== What you need to do ==
The required answer is every line of the data containing the word "this".

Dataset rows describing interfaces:
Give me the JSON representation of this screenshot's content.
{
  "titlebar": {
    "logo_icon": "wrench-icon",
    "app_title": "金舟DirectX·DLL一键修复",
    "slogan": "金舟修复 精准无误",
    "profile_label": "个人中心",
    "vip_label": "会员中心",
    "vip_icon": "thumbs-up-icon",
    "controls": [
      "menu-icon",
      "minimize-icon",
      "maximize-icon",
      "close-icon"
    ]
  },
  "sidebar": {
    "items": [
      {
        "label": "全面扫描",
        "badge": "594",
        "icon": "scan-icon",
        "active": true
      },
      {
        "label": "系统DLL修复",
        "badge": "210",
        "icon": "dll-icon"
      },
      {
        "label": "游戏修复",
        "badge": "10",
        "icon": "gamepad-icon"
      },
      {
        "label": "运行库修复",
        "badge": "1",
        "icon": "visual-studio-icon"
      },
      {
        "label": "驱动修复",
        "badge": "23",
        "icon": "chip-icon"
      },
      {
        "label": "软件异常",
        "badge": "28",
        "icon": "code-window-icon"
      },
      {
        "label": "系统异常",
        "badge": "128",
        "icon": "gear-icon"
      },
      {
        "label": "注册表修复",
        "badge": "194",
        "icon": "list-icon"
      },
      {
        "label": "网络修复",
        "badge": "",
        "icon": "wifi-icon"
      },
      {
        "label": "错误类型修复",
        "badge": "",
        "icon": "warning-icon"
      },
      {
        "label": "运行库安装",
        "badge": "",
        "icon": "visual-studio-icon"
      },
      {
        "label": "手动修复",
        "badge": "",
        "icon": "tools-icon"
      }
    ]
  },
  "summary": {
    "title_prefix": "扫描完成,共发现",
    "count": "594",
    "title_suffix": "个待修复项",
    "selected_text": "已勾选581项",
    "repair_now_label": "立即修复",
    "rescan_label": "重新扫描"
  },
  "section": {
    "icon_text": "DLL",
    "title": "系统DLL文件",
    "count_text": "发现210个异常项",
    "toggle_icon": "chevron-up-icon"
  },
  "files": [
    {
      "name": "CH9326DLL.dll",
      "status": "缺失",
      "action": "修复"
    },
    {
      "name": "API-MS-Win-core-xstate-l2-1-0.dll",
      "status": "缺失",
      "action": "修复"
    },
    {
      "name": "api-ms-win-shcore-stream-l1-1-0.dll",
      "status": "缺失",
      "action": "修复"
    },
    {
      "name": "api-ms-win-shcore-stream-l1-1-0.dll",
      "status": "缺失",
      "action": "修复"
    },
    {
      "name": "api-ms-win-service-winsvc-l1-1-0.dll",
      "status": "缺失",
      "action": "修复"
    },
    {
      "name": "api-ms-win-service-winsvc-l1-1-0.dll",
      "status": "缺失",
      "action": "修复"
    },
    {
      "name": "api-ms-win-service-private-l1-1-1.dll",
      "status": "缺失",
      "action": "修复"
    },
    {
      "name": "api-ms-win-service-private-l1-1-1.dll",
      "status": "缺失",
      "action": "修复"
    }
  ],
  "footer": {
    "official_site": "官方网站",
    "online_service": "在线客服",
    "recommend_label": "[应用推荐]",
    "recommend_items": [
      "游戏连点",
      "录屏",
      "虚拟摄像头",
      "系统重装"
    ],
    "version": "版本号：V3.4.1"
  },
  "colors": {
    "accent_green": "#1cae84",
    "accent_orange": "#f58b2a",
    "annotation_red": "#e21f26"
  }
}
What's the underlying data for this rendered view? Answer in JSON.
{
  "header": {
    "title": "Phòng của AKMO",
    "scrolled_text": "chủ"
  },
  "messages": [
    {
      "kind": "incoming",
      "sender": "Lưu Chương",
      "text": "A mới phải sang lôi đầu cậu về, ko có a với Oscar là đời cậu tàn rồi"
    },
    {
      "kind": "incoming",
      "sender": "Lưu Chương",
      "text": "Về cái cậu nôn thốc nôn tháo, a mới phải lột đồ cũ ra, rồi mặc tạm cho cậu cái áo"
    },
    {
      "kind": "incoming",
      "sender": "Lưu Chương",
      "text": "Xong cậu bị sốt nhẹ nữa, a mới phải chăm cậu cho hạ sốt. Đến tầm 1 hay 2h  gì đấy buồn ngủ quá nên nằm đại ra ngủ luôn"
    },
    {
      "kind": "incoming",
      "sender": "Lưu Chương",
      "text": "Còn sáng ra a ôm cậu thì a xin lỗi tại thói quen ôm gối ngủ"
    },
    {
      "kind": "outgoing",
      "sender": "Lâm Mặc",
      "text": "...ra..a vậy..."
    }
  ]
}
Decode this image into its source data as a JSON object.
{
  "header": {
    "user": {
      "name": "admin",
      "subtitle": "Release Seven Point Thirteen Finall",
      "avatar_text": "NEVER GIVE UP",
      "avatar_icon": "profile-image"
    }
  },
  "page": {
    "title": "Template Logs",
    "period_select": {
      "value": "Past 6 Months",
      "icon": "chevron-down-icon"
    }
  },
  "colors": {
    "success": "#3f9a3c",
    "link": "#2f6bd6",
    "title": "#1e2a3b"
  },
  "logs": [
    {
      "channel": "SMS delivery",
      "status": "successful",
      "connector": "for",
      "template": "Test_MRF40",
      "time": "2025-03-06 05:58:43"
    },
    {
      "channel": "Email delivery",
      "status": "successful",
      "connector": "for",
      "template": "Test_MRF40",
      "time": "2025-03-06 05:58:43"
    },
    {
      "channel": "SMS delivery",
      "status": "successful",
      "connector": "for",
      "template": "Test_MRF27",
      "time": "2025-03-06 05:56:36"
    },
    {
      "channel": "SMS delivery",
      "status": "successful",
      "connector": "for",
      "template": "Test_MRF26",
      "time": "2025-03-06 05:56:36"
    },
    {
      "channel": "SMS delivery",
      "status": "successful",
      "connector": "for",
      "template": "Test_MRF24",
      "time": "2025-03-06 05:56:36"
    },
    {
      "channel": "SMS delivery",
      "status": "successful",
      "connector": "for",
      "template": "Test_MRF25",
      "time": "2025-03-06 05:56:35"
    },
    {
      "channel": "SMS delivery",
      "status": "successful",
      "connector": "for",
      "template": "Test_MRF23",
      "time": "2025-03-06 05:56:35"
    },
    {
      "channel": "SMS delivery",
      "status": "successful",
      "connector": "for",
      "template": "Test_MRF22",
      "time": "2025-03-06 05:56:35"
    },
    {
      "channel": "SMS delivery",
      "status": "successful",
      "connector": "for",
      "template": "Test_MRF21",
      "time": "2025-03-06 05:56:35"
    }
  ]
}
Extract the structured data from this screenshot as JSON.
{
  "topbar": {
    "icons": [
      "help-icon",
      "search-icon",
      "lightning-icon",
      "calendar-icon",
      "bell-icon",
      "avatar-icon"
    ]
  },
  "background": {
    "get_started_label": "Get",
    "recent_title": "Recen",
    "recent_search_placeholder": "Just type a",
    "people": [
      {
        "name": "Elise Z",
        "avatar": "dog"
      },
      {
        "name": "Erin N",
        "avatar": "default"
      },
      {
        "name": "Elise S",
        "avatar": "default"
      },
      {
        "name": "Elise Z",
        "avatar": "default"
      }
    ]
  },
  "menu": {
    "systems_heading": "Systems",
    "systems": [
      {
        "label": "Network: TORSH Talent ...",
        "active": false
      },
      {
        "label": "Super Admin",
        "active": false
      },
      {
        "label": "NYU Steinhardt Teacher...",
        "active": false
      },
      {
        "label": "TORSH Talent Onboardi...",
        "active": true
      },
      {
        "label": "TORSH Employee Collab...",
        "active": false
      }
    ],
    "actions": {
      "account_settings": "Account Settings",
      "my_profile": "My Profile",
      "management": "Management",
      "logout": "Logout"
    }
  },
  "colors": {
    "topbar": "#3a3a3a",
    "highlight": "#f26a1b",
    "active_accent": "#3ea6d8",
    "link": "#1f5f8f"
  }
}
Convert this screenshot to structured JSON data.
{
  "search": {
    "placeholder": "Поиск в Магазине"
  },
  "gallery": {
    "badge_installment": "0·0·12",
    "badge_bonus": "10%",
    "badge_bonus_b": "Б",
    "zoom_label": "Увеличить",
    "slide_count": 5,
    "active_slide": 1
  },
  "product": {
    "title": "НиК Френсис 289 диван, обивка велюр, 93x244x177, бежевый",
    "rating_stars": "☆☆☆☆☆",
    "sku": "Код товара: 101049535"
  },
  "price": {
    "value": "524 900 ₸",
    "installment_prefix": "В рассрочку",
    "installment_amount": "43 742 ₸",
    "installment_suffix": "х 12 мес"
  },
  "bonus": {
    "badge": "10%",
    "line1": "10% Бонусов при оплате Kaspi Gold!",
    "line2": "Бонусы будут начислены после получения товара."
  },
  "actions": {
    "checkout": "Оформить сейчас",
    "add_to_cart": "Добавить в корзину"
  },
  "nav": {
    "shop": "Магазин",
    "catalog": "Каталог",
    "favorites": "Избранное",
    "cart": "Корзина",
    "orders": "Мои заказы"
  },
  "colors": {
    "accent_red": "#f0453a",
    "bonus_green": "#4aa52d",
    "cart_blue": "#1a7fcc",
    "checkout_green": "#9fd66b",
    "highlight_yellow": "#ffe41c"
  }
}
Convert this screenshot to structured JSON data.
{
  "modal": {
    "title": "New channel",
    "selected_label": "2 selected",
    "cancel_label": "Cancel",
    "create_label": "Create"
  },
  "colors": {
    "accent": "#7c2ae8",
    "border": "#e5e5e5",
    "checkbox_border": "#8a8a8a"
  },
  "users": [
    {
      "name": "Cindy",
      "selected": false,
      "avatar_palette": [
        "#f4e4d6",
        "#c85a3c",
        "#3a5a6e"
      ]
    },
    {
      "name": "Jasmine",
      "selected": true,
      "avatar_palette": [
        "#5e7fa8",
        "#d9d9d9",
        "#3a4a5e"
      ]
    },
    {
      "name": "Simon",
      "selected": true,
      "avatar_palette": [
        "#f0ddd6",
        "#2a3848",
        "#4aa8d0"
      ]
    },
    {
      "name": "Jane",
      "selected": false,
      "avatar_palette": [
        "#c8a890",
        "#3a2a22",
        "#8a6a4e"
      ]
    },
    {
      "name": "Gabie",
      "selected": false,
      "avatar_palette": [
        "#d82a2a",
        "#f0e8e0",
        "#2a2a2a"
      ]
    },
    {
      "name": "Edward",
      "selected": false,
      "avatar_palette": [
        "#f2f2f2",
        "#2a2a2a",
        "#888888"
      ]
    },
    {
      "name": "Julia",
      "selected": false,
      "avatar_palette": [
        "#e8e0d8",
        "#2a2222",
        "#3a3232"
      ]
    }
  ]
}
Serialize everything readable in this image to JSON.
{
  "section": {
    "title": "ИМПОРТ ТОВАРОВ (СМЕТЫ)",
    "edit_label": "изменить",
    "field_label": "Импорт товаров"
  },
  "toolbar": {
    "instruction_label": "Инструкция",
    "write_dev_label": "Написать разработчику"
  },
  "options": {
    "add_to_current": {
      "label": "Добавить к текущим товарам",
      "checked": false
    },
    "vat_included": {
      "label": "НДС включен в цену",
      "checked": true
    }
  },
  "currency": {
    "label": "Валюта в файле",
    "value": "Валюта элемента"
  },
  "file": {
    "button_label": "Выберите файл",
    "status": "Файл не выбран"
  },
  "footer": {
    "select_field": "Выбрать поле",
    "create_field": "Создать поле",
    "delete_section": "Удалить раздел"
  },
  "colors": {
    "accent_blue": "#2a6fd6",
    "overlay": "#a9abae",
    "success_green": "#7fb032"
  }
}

== Answer box ==
Give me the JSON representation of this screenshot's content.
What's the underlying data for this rendered view? Answer in JSON.
Decode this image into its source data as a JSON object.
Extract the structured data from this screenshot as JSON.
Convert this screenshot to structured JSON data.
Convert this screenshot to structured JSON data.
Serialize everything readable in this image to JSON.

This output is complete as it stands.